From Andrea Kalinowski
Author: Jon Katz
Title: Saving Simon : how a rescue donkey taught me the meaning of compassion
Saving Simon : how a rescue donkey taught me the meaning of compassion by Jon Katz was a mostly uplifting read. I say mostly because when you, the reader, first start the book, the fate of the donkey seems dire indeed. Simon is a “rescue” donkey meaning a concerned individual spotted Simon in a risky living situation and started the process of liberating him from that situation. Simon’s rescuers found the donkey in a fenced area too small for him and his care had been severely neglected. Jon Katz owned a “gentleman” farm, a “gentleman” farm in that farming is not the owner’s main occupation, fiction and nonfiction writing are. Jon agreed to “rescue” the donkey and provide him with a safe living environment. For the first few months, this “rescue” operation required multiple applications of ointments and salves and lots of TLC. In the course of rescuing Simon, Jon began to define and redefine, for himself, the meaning of mercy and compassion. He poses a question to himself and essentially to all of mankind regarding mercy and compassion. The question that he seeks to answer is – does only the blameless individual(s) deserve compassion? This book encouraged me to look at how I define mercy and compassion and to whom I award those gifts. Saving Simon was a most thought-provoking read.

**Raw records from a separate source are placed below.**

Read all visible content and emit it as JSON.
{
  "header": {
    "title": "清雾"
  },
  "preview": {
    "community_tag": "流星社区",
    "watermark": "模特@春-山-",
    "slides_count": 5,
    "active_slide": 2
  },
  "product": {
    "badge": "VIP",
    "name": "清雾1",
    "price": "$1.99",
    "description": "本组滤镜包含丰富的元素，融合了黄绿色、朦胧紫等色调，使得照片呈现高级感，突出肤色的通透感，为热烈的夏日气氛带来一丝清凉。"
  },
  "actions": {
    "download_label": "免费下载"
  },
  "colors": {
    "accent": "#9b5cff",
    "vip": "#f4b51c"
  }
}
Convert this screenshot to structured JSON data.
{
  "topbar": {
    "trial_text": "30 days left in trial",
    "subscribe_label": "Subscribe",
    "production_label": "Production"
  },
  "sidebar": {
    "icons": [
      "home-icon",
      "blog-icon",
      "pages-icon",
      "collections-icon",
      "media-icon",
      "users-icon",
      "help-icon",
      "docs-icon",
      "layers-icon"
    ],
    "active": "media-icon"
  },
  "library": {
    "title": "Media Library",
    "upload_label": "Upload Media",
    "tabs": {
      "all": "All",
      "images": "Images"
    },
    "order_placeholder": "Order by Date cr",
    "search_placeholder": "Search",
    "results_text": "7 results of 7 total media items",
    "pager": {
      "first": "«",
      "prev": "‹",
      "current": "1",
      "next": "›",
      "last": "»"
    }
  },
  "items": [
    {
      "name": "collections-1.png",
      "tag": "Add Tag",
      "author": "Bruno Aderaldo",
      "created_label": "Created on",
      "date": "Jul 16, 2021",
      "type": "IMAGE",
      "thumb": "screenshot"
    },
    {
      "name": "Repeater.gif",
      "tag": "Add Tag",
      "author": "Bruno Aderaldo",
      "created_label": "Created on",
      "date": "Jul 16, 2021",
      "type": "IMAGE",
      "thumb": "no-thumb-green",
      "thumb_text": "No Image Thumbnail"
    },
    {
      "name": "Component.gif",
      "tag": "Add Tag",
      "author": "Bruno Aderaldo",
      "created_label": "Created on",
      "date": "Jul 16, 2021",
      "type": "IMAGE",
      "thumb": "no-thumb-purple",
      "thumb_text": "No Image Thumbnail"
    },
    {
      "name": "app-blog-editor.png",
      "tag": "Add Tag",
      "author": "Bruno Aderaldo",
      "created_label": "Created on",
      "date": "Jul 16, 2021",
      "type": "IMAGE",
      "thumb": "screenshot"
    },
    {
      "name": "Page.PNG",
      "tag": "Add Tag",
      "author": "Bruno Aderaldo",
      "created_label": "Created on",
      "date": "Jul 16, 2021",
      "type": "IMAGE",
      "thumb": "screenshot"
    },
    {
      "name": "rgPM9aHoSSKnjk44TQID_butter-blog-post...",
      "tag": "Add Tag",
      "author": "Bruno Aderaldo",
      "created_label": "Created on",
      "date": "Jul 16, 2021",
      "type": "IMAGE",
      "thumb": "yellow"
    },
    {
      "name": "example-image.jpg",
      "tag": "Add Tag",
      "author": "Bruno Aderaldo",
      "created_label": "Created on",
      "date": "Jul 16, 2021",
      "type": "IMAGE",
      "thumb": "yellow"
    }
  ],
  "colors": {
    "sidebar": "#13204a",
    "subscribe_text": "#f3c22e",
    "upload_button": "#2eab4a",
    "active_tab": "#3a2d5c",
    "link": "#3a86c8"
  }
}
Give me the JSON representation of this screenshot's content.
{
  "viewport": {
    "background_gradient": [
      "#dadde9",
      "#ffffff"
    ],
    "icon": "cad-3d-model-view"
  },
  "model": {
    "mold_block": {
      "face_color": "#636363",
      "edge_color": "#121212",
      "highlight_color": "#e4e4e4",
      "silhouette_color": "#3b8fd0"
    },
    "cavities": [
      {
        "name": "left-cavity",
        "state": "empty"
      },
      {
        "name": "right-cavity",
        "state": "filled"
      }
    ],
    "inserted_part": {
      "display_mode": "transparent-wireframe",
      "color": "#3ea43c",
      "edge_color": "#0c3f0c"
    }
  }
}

From: Andrea Kalinowski
Author: Alexandra Mosca
Title: Grave undertakings : mortician by day, model by night– one woman’s true-life adventures
I was browsing the catalog one day and this particular title so intrigued me, I had to immediately place a reserve upon it. I then anxiously awaited its arrival. The book was entitled Grave undertakings: mortician by day, model by night – one woman’s true-life adventures by Alexandra Kathryn Mosca and it caught my interest from page one. Alexandra’s birth mother died in childbirth and that is only the beginning of Alexandra’s trials. One would think that if an individual or a couple wants to adopt a child, it is done as a humanitarian, selfless act but this is often far from the case. Alexandra’s adoptive parents were mentally and physically abusive and, at sixteen, she went out on her own. From an early age, the pomp and pageantry of funerals and death had fascinated her and she decided her calling was that of mortician. At the time of her decision, this was a career field that did not welcome women. The majority of her fellow classmates at Undertaking College were the children of established funeral families so they already had a position awaiting them. Alexandra had to convince the male establishment of her skills and even then, she was quite often relegated to the position of lady attendant. A lady attendant was the person designated to come in and make up the deceased. Alexandra had a hard time breaking into her field but most of the time managed to keep her spirits high and her determination strong. She proved to me, that if you have a desire and a willingness to sacrifice, anything is possible.